# Exercise requirements:
The data must be reproduced verbatim; images are to be omitted.

# Provided material:

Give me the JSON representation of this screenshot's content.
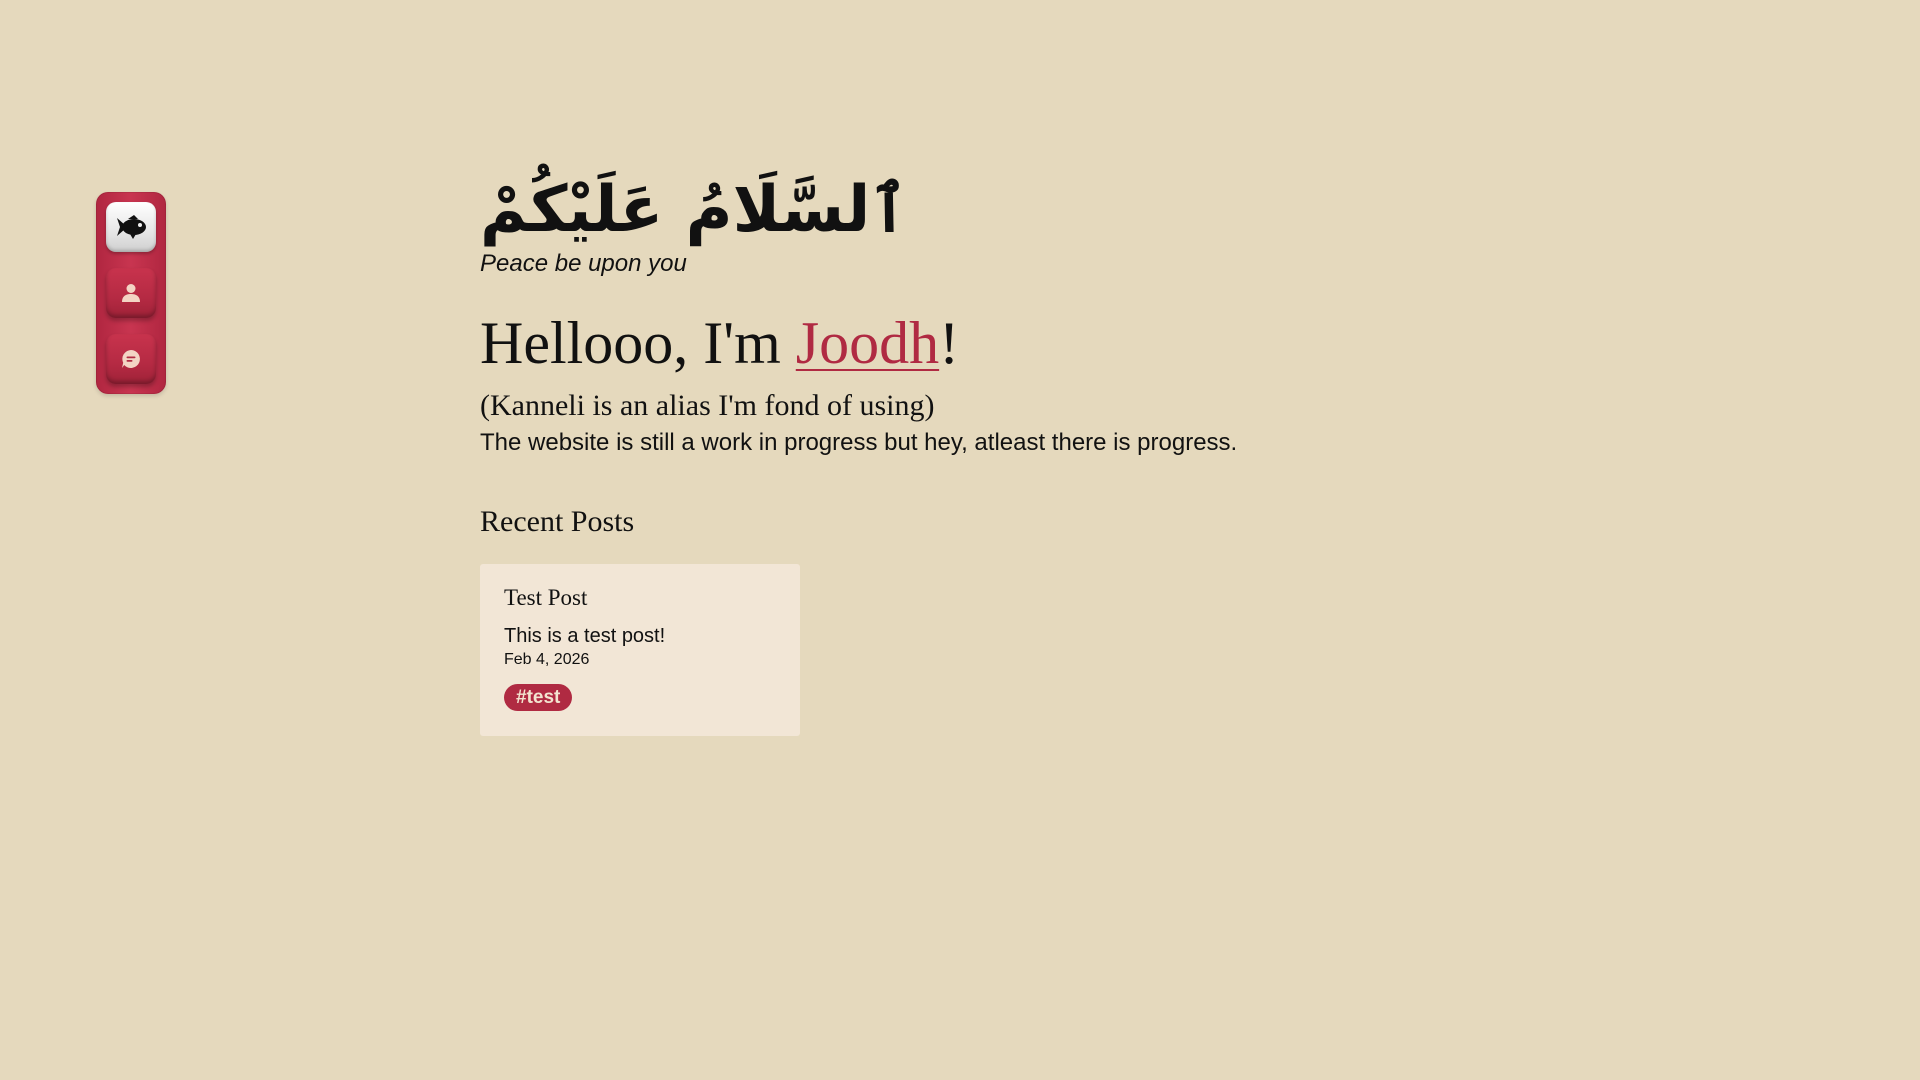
{
  "sidebar": {
    "items": [
      {
        "name": "home",
        "icon": "fish-icon"
      },
      {
        "name": "about",
        "icon": "person-icon"
      },
      {
        "name": "chat",
        "icon": "chat-bubble-icon"
      }
    ],
    "colors": {
      "accent": "#b02a42",
      "icon_light": "#f3d4c4",
      "home_bg": "#f0f0f0"
    }
  },
  "hero": {
    "greeting_arabic": "ٱلسَّلَامُ عَلَيْكُمْ",
    "greeting_translation": "Peace be upon you",
    "hello_prefix": "Hellooo, I'm ",
    "name": "Joodh",
    "hello_suffix": "!",
    "alias_note": "(Kanneli is an alias I'm fond of using)",
    "status_note": "The website is still a work in progress but hey, atleast there is progress."
  },
  "recent_posts": {
    "heading": "Recent Posts",
    "posts": [
      {
        "title": "Test Post",
        "description": "This is a test post!",
        "date": "Feb 4, 2026",
        "tags": [
          "#test"
        ]
      }
    ]
  },
  "theme": {
    "background": "#e5d9bd",
    "card_background": "#f2e6d6",
    "accent": "#b02a42"
  }
}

# Response to this task:
Give me the JSON representation of this screenshot's content.
{
  "sidebar": {
    "items": [
      {
        "name": "home",
        "icon": "fish-icon"
      },
      {
        "name": "about",
        "icon": "person-icon"
      },
      {
        "name": "chat",
        "icon": "chat-bubble-icon"
      }
    ],
    "colors": {
      "accent": "#b02a42",
      "icon_light": "#f3d4c4",
      "home_bg": "#f0f0f0"
    }
  },
  "hero": {
    "greeting_arabic": "ٱلسَّلَامُ عَلَيْكُمْ",
    "greeting_translation": "Peace be upon you",
    "hello_prefix": "Hellooo, I'm ",
    "name": "Joodh",
    "hello_suffix": "!",
    "alias_note": "(Kanneli is an alias I'm fond of using)",
    "status_note": "The website is still a work in progress but hey, atleast there is progress."
  },
  "recent_posts": {
    "heading": "Recent Posts",
    "posts": [
      {
        "title": "Test Post",
        "description": "This is a test post!",
        "date": "Feb 4, 2026",
        "tags": [
          "#test"
        ]
      }
    ]
  },
  "theme": {
    "background": "#e5d9bd",
    "card_background": "#f2e6d6",
    "accent": "#b02a42"
  }
}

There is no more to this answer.